Reporter's Notebook: An on-the-ground look at corruption and integrity from a leading local journalist.
Corruption Timeline: Ten years of political context to today's corruption and integrity issues.
Country Facts: Statistical context for each country.
World Food Programme (WFP);
This CaseStudy reports that over the years, many aspects of cash and voucher transfers have been analysed and studied, however, there has not been a substantive amount of study specifically devoted to protection and gender implications - both positive and negative - of such programming. In response, in October and November 2011, WFP conducted a literature review of previous studies of cash and voucher transfers to investigate whether cash and voucher transfers were working towards improving protection of, or at minimum doing no further harm to, beneficiaries, as well as what impacts they could have on gender and community dynamics.
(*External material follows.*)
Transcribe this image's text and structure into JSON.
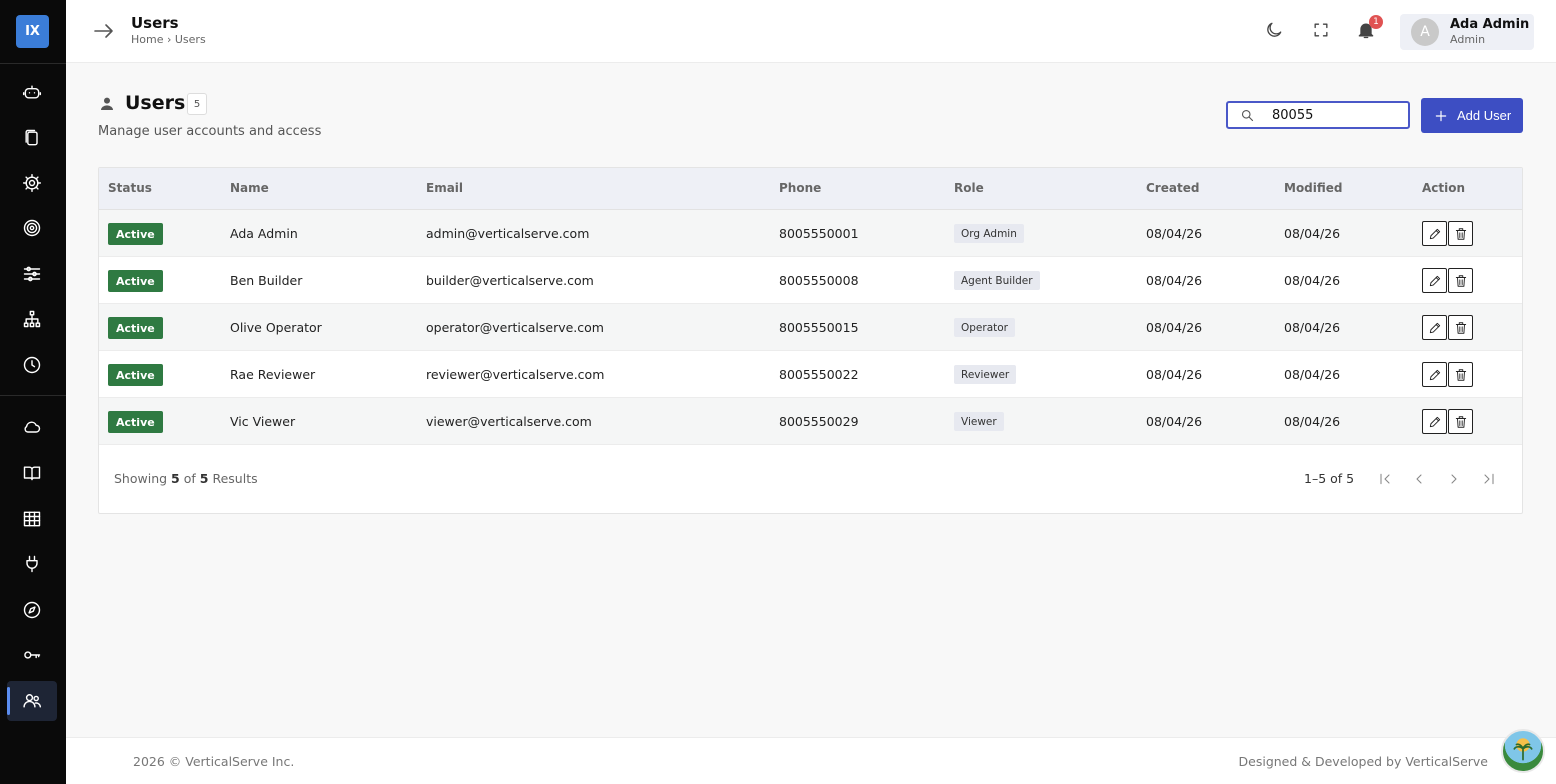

In addition, WFP headquarters sent a short questionnaire to their field offices to gather their observations on the impacts of cash and voucher transfers on protection and gender within their own programming.
Pakistan Centre for Philanthropy;
With publishing of this report PCP celebrates first decade of successfully documenting corporate giving in Pakistan. Like other reports in the sequel this survey also estimates the volume of philanthropy by the corporate sector and also examines trends and patterns in this activity.
Overseas Development Institute;
Consumption-based poverty in Pakistan fell sharply between 1990 and 2010, according to official poverty data. Nonetheless the mainstream narrative on poverty reduction in the country remains highly contested. Key sources of evidence show improvements that are commensurate with a decrease in poverty, while others raise doubts over this decrease. The policy space in which poverty reduction is debated is also highly polarised, as revealed in the positions of multiple stakeholders involved in policy, research and civil society in Pakistan. An analysis of official poverty data shows how the estimates may be biased -- both owing to technical flaws and to the politics of measurement. As a result, it is surprisingly difficult to reach a definitive conclusion as to whether poverty reduced between 1990 and 2010 and if the stated progress is real. We discuss the implications of the high levels of contestation over official poverty data as well as the need to understand better the types of evidence that the government must produce to defend its policies to alleviate poverty, and for key stakeholders to accept these as credible. We also discuss the steps that the country is taking to depoliticise the measurement and analysis of poverty -- in and of themselves signs of progress.